------ Material shown ------

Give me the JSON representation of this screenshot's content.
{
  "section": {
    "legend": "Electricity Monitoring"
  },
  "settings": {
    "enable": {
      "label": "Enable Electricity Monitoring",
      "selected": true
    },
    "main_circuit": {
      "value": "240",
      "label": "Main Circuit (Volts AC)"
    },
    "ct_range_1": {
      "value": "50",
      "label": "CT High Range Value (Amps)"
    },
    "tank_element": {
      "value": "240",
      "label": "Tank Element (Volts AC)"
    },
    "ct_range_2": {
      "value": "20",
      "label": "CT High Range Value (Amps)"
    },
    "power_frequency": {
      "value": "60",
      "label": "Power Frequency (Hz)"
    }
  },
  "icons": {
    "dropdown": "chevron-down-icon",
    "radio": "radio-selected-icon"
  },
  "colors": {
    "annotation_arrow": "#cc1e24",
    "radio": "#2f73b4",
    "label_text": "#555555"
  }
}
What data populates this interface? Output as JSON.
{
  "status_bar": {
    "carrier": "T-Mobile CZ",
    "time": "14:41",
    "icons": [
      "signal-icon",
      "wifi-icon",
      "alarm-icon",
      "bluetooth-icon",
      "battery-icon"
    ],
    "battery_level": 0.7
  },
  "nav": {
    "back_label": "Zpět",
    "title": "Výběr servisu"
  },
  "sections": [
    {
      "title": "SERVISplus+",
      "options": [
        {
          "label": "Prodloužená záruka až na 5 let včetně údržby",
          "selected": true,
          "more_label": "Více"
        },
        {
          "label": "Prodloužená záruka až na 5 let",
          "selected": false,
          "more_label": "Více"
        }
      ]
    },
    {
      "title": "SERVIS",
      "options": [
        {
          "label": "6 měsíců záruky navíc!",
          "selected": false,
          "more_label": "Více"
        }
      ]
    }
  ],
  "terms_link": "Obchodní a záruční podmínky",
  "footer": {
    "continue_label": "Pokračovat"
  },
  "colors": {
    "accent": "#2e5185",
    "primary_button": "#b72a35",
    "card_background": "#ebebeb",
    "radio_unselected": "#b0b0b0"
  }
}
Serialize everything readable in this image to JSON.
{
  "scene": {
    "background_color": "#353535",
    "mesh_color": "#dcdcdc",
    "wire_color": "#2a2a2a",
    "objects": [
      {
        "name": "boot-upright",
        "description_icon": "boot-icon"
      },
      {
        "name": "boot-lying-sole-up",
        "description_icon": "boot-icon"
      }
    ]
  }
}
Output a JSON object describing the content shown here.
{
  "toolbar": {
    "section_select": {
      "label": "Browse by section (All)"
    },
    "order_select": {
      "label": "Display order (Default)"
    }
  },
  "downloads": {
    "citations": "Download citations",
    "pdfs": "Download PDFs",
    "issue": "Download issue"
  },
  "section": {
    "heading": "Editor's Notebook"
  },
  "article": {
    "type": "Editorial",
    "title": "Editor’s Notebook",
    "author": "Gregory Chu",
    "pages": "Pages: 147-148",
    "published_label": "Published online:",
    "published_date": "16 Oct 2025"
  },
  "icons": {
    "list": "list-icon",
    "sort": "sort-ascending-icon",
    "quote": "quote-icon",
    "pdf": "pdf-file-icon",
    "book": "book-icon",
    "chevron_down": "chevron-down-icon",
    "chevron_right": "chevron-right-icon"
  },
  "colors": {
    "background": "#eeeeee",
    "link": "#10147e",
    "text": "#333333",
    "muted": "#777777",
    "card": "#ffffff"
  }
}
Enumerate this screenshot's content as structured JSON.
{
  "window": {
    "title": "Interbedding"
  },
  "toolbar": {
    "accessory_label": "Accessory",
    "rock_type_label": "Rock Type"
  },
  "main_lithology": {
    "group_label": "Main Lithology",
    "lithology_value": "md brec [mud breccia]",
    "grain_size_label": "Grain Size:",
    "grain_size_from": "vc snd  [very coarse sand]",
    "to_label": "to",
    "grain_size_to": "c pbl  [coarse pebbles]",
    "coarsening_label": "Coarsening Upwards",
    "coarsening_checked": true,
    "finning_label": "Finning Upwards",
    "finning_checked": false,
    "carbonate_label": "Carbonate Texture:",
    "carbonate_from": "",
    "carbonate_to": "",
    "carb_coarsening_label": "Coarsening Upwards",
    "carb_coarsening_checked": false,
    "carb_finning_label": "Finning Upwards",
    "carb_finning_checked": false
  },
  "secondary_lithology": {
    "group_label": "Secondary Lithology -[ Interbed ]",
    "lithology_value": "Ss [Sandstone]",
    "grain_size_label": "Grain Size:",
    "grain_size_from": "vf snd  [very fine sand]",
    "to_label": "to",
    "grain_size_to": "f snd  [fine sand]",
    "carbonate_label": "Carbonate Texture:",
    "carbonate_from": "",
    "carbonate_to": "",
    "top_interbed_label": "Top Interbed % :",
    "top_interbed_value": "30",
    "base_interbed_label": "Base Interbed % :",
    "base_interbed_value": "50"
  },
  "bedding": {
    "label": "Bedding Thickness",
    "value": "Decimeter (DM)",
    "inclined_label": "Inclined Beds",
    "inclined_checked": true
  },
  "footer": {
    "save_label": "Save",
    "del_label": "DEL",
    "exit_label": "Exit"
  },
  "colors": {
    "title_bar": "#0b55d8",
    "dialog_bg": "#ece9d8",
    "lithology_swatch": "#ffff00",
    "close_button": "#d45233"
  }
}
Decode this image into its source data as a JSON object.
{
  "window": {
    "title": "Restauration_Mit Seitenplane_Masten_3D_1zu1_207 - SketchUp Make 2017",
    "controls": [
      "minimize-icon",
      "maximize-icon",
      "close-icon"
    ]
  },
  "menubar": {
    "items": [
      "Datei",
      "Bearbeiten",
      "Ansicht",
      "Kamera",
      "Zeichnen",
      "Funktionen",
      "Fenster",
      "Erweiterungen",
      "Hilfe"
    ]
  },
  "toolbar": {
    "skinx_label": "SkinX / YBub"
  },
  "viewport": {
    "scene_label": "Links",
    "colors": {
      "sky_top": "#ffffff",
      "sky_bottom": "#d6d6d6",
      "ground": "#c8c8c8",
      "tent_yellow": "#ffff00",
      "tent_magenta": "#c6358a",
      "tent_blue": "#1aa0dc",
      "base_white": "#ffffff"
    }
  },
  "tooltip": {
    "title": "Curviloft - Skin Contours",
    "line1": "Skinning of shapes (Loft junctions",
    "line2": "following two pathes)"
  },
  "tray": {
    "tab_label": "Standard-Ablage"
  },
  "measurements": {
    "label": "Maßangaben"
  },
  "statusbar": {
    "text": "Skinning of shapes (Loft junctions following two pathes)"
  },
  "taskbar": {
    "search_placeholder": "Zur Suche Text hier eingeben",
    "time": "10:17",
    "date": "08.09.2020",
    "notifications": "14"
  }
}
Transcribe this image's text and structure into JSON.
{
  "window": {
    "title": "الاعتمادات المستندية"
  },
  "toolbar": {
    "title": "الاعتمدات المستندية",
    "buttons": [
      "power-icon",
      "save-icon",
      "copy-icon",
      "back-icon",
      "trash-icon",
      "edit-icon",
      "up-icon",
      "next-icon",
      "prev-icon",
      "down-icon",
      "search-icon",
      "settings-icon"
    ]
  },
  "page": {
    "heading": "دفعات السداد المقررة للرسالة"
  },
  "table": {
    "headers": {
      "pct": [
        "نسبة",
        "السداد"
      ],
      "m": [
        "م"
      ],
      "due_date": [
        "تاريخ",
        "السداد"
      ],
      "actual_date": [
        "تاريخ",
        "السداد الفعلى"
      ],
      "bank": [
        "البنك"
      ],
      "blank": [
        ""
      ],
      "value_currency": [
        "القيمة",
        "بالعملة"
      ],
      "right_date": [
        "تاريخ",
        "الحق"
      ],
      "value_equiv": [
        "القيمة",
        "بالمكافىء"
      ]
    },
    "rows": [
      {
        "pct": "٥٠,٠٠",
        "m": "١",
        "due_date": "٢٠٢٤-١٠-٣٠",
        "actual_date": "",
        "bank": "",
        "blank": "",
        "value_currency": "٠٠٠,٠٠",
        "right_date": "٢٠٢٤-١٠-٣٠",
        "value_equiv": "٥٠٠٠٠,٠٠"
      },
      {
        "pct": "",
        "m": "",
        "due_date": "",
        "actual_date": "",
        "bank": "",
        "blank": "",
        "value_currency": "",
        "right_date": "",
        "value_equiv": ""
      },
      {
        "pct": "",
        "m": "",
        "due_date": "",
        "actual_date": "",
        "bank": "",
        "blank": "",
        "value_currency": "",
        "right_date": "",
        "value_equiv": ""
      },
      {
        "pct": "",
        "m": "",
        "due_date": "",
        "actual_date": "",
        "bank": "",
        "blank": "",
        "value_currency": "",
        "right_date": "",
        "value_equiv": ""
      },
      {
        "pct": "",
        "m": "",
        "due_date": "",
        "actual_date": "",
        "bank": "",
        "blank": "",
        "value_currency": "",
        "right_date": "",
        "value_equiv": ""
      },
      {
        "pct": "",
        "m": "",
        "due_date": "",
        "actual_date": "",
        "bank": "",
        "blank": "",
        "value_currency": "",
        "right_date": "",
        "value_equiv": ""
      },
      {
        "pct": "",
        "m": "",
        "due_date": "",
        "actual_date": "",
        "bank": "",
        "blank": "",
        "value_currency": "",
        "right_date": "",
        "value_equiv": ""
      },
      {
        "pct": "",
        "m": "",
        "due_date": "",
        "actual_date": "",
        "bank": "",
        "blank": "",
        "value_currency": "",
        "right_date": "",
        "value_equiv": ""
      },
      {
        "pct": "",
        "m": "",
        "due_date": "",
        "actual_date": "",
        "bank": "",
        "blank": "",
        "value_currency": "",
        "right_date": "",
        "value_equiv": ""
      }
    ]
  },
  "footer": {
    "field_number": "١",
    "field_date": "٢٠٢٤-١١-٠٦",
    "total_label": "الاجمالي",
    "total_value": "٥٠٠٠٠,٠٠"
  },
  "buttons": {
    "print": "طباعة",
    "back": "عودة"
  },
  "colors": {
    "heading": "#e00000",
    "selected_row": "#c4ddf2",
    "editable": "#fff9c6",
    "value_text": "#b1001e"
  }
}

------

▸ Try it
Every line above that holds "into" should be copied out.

▸ Exercise solution
Decode this image into its source data as a JSON object.
Transcribe this image's text and structure into JSON.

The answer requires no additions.